Have you ever decided that you’re ready to give something away, only to find that no one will take it? This happened to a class attendant of mine who wanted to give a pull-out-couch to someone who was in need of one. Unfortunately, this proved harder than she anticipated. When she contacted the donation locations she knew in her community, no one wanted it. They said it was too big, too heavy, and not worth reselling. She became frustrated, and called me to ask for more options for donation. I gave her a few recommendations that I knew, and wished her good luck. A few days later I received a second call from her. She had no luck with my recommendations, because she was outside their pick up area. How frustrating. What now? She asked me for more options. Luckily, I was able to provided her with a few more ideas, one being the local Boy Scouts. I knew they were having a big yard sale soon, and were looking for items. Success at last. They took the couch from her. It was time consuming and frustrating, but the couch was out of her house and on it’s way to finding a new home, thanks to the Boy Scouts.

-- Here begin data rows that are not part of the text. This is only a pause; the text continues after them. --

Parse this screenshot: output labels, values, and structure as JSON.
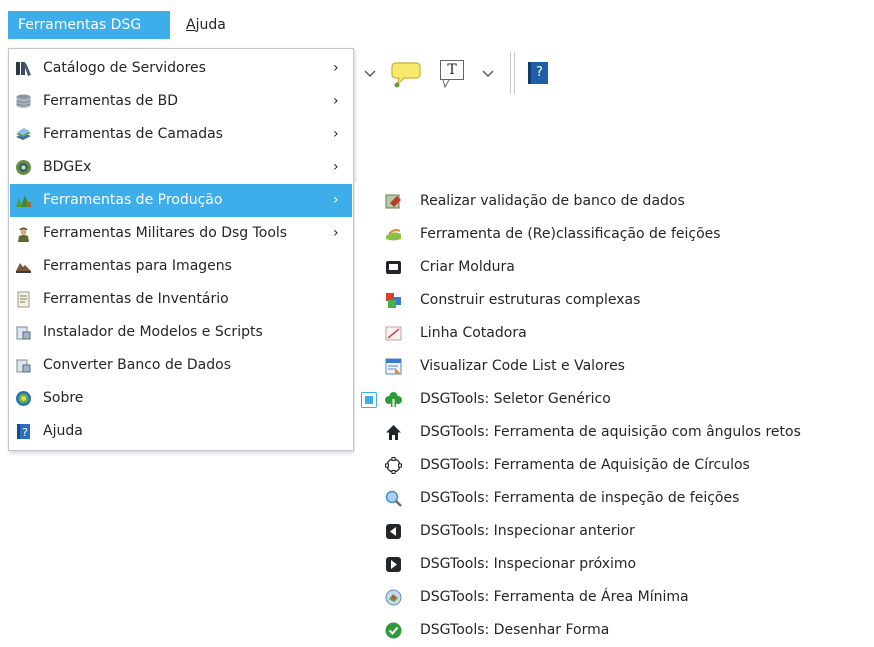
{
  "menubar": {
    "items": [
      {
        "label": "Ferramentas DSG"
      },
      {
        "label_mnemonic": "A",
        "label_rest": "juda"
      }
    ]
  },
  "toolbar": {
    "icons": [
      "chevron-down-icon",
      "speech-bubble-icon",
      "text-annotation-icon",
      "chevron-down-icon",
      "help-book-icon"
    ],
    "text_annotation_glyph": "T",
    "help_glyph": "?"
  },
  "menu": {
    "items": [
      {
        "label": "Catálogo de Servidores",
        "icon": "server-catalog-icon",
        "submenu": true
      },
      {
        "label": "Ferramentas de BD",
        "icon": "database-icon",
        "submenu": true
      },
      {
        "label": "Ferramentas de Camadas",
        "icon": "layers-icon",
        "submenu": true
      },
      {
        "label": "BDGEx",
        "icon": "bdgex-icon",
        "submenu": true
      },
      {
        "label": "Ferramentas de Produção",
        "icon": "production-icon",
        "submenu": true
      },
      {
        "label": "Ferramentas Militares do Dsg Tools",
        "icon": "soldier-icon",
        "submenu": true
      },
      {
        "label": "Ferramentas para Imagens",
        "icon": "image-tools-icon",
        "submenu": false
      },
      {
        "label": "Ferramentas de Inventário",
        "icon": "inventory-icon",
        "submenu": false
      },
      {
        "label": "Instalador de Modelos e Scripts",
        "icon": "installer-icon",
        "submenu": false
      },
      {
        "label": "Converter Banco de Dados",
        "icon": "convert-db-icon",
        "submenu": false
      },
      {
        "label": "Sobre",
        "icon": "about-icon",
        "submenu": false
      },
      {
        "label": "Ajuda",
        "icon": "help-book-icon",
        "submenu": false
      }
    ],
    "submenu_arrow": "›"
  },
  "submenu": {
    "items": [
      {
        "label": "Realizar validação de banco de dados",
        "icon": "validation-icon"
      },
      {
        "label": "Ferramenta de (Re)classificação de feições",
        "icon": "reclassify-icon"
      },
      {
        "label": "Criar Moldura",
        "icon": "frame-icon"
      },
      {
        "label": "Construir estruturas complexas",
        "icon": "complex-structures-icon"
      },
      {
        "label": "Linha Cotadora",
        "icon": "dimension-line-icon"
      },
      {
        "label": "Visualizar Code List e Valores",
        "icon": "code-list-icon"
      },
      {
        "label": "DSGTools: Seletor Genérico",
        "icon": "generic-selector-icon",
        "checked": true
      },
      {
        "label": "DSGTools: Ferramenta de aquisição com ângulos retos",
        "icon": "right-angle-icon"
      },
      {
        "label": "DSGTools: Ferramenta de Aquisição de Círculos",
        "icon": "circle-icon"
      },
      {
        "label": "DSGTools: Ferramenta de inspeção de feições",
        "icon": "magnifier-icon"
      },
      {
        "label": "DSGTools: Inspecionar anterior",
        "icon": "previous-icon"
      },
      {
        "label": "DSGTools: Inspecionar próximo",
        "icon": "next-icon"
      },
      {
        "label": "DSGTools: Ferramenta de Área Mínima",
        "icon": "minimum-area-icon"
      },
      {
        "label": "DSGTools: Desenhar Forma",
        "icon": "draw-shape-icon"
      }
    ]
  },
  "colors": {
    "highlight": "#3daee9",
    "text": "#232629",
    "menu_border": "#c4c7cb"
  }
}
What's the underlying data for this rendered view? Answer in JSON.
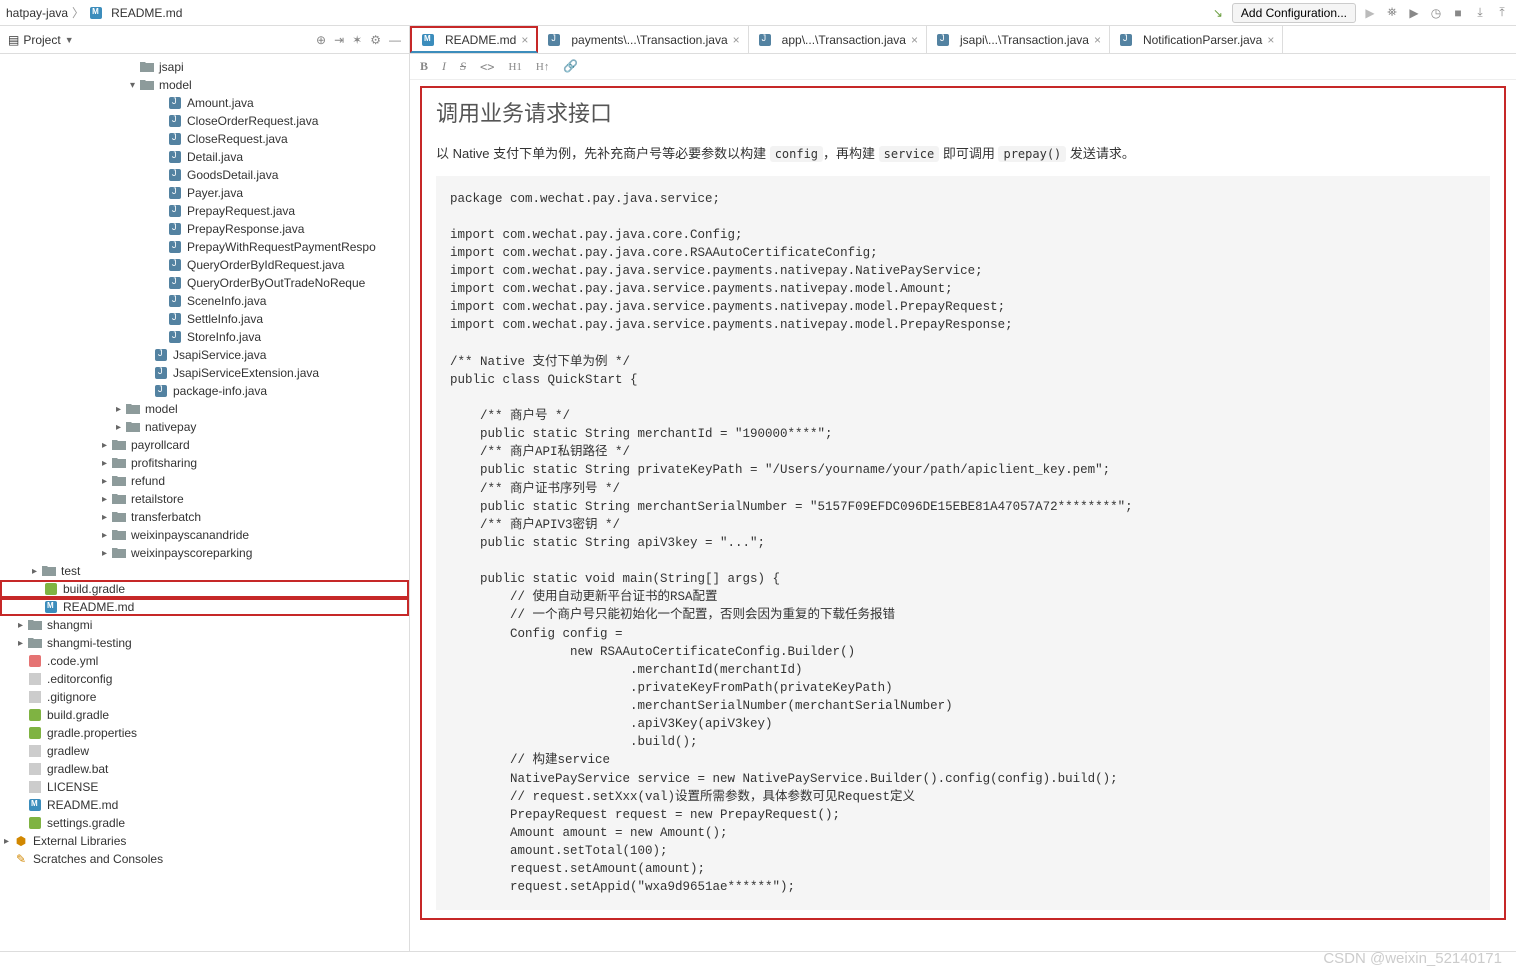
{
  "breadcrumb": {
    "items": [
      "hatpay-java",
      "README.md"
    ]
  },
  "top": {
    "config_btn": "Add Configuration..."
  },
  "sidebar": {
    "title": "Project"
  },
  "tree": {
    "jsapi": "jsapi",
    "model": "model",
    "files_model_inner": [
      "Amount.java",
      "CloseOrderRequest.java",
      "CloseRequest.java",
      "Detail.java",
      "GoodsDetail.java",
      "Payer.java",
      "PrepayRequest.java",
      "PrepayResponse.java",
      "PrepayWithRequestPaymentRespo",
      "QueryOrderByIdRequest.java",
      "QueryOrderByOutTradeNoReque",
      "SceneInfo.java",
      "SettleInfo.java",
      "StoreInfo.java"
    ],
    "jsapi_svc": "JsapiService.java",
    "jsapi_ext": "JsapiServiceExtension.java",
    "pkg_info": "package-info.java",
    "model_folder": "model",
    "nativepay": "nativepay",
    "payrollcard": "payrollcard",
    "profitsharing": "profitsharing",
    "refund": "refund",
    "retailstore": "retailstore",
    "transferbatch": "transferbatch",
    "weixinpayscanandride": "weixinpayscanandride",
    "weixinpayscoreparking": "weixinpayscoreparking",
    "test": "test",
    "build_gradle": "build.gradle",
    "readme": "README.md",
    "shangmi": "shangmi",
    "shangmi_testing": "shangmi-testing",
    "code_yml": ".code.yml",
    "editorconfig": ".editorconfig",
    "gitignore": ".gitignore",
    "build_gradle2": "build.gradle",
    "gradle_props": "gradle.properties",
    "gradlew": "gradlew",
    "gradlew_bat": "gradlew.bat",
    "license": "LICENSE",
    "readme2": "README.md",
    "settings": "settings.gradle",
    "ext_lib": "External Libraries",
    "scratches": "Scratches and Consoles"
  },
  "tabs": [
    {
      "label": "README.md",
      "close": "×",
      "active": true,
      "hl": true,
      "icon": "md"
    },
    {
      "label": "payments\\...\\Transaction.java",
      "close": "×",
      "active": false,
      "icon": "java"
    },
    {
      "label": "app\\...\\Transaction.java",
      "close": "×",
      "active": false,
      "icon": "java"
    },
    {
      "label": "jsapi\\...\\Transaction.java",
      "close": "×",
      "active": false,
      "icon": "java"
    },
    {
      "label": "NotificationParser.java",
      "close": "×",
      "active": false,
      "icon": "java"
    }
  ],
  "fmt": {
    "b": "B",
    "i": "I",
    "s": "S",
    "code": "<>",
    "h1": "H1",
    "h1u": "H↑",
    "link": "🔗"
  },
  "doc": {
    "title": "调用业务请求接口",
    "para_pre": "以 Native 支付下单为例，先补充商户号等必要参数以构建 ",
    "c1": "config",
    "para_mid": "，再构建 ",
    "c2": "service",
    "para_mid2": " 即可调用 ",
    "c3": "prepay()",
    "para_end": " 发送请求。",
    "code": "package com.wechat.pay.java.service;\n\nimport com.wechat.pay.java.core.Config;\nimport com.wechat.pay.java.core.RSAAutoCertificateConfig;\nimport com.wechat.pay.java.service.payments.nativepay.NativePayService;\nimport com.wechat.pay.java.service.payments.nativepay.model.Amount;\nimport com.wechat.pay.java.service.payments.nativepay.model.PrepayRequest;\nimport com.wechat.pay.java.service.payments.nativepay.model.PrepayResponse;\n\n/** Native 支付下单为例 */\npublic class QuickStart {\n\n    /** 商户号 */\n    public static String merchantId = \"190000****\";\n    /** 商户API私钥路径 */\n    public static String privateKeyPath = \"/Users/yourname/your/path/apiclient_key.pem\";\n    /** 商户证书序列号 */\n    public static String merchantSerialNumber = \"5157F09EFDC096DE15EBE81A47057A72********\";\n    /** 商户APIV3密钥 */\n    public static String apiV3key = \"...\";\n\n    public static void main(String[] args) {\n        // 使用自动更新平台证书的RSA配置\n        // 一个商户号只能初始化一个配置，否则会因为重复的下载任务报错\n        Config config =\n                new RSAAutoCertificateConfig.Builder()\n                        .merchantId(merchantId)\n                        .privateKeyFromPath(privateKeyPath)\n                        .merchantSerialNumber(merchantSerialNumber)\n                        .apiV3Key(apiV3key)\n                        .build();\n        // 构建service\n        NativePayService service = new NativePayService.Builder().config(config).build();\n        // request.setXxx(val)设置所需参数，具体参数可见Request定义\n        PrepayRequest request = new PrepayRequest();\n        Amount amount = new Amount();\n        amount.setTotal(100);\n        request.setAmount(amount);\n        request.setAppid(\"wxa9d9651ae******\");"
  },
  "watermark": "CSDN @weixin_52140171"
}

A similar situation happened to a client of mine who was ready to say good-bye to a wheelchair that she was no longer using. She wanted it to go to an organization that would donate it to someone who really needed it. Unfortunately, this proved harder than she or I anticipated. After a quick on-line search for donations options, we had a full page of possibilities. That was great. We were optimistic. That was the easy part. Once we started calling the donation options we didn’t have as much success. We made a total of 15 calls. Here are some of the responses we got. The Muscular Dystrophy Association couldn’t take it because they only accept chairs that they can service, and they couldn’t service her high-end wheelchair. The Disabled American Veterans did not have anyone who serviced MA or RI. The local VFW Post had no way to re-distribute the chair. Chariots of Hope only worked in CT. Power Chair Recyclers of NE would refurbish it then sell it. She wanted to give it away, not sell it. We were running out of options? Would we ever find someone to donate this chair to? We didn’t give up. We kept calling. Eventually, we found a good option. The Masonic Lodge of RI had a Medical Equipment Center that would pick up the chair, clean it up, and pass it on to someone in need for a small fee. We both agreed it was worth the time and effort, especially since someone in need would be getting a very good wheelchair.
Giving stuff away isn’t always easy, but it is always worth it. I’d encourage you to take the extra effort to give, because someone in need will be very grateful that you did. If you’re in need of donation options, please contact me. I’d be happy to share any resources I have.
©August 2016 Janine Cavanaugh, Certified Professional Organizer® All Rights Reserved